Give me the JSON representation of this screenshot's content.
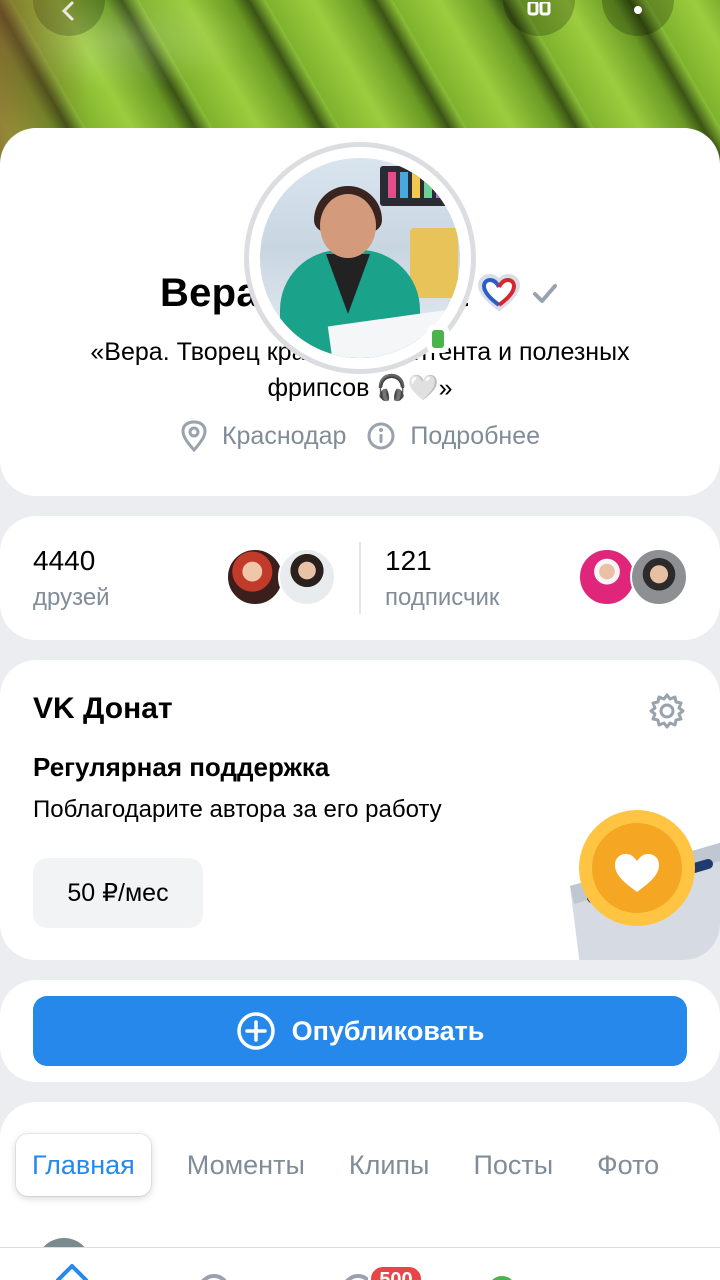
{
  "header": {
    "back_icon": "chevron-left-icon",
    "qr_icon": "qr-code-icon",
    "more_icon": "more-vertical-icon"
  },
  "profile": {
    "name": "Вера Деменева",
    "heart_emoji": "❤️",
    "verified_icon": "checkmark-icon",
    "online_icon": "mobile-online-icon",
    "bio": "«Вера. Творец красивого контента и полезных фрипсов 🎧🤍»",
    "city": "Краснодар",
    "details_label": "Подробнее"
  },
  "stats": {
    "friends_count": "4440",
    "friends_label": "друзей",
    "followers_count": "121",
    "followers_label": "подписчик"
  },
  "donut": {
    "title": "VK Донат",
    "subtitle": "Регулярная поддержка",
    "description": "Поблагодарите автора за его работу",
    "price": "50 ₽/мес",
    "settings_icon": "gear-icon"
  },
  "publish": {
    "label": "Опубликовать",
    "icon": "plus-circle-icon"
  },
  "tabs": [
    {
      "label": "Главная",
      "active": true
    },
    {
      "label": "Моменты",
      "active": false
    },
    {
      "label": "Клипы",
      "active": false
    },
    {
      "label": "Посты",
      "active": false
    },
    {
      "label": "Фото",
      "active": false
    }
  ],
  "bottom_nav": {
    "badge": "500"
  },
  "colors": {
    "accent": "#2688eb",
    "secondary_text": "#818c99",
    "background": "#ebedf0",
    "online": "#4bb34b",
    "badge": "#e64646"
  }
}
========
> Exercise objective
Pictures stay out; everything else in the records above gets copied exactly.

> Reply to the task
Give me the JSON representation of this screenshot's content.
{
  "header": {
    "back_icon": "chevron-left-icon",
    "qr_icon": "qr-code-icon",
    "more_icon": "more-vertical-icon"
  },
  "profile": {
    "name": "Вера Деменева",
    "heart_emoji": "❤️",
    "verified_icon": "checkmark-icon",
    "online_icon": "mobile-online-icon",
    "bio": "«Вера. Творец красивого контента и полезных фрипсов 🎧🤍»",
    "city": "Краснодар",
    "details_label": "Подробнее"
  },
  "stats": {
    "friends_count": "4440",
    "friends_label": "друзей",
    "followers_count": "121",
    "followers_label": "подписчик"
  },
  "donut": {
    "title": "VK Донат",
    "subtitle": "Регулярная поддержка",
    "description": "Поблагодарите автора за его работу",
    "price": "50 ₽/мес",
    "settings_icon": "gear-icon"
  },
  "publish": {
    "label": "Опубликовать",
    "icon": "plus-circle-icon"
  },
  "tabs": [
    {
      "label": "Главная",
      "active": true
    },
    {
      "label": "Моменты",
      "active": false
    },
    {
      "label": "Клипы",
      "active": false
    },
    {
      "label": "Посты",
      "active": false
    },
    {
      "label": "Фото",
      "active": false
    }
  ],
  "bottom_nav": {
    "badge": "500"
  },
  "colors": {
    "accent": "#2688eb",
    "secondary_text": "#818c99",
    "background": "#ebedf0",
    "online": "#4bb34b",
    "badge": "#e64646"
  }
}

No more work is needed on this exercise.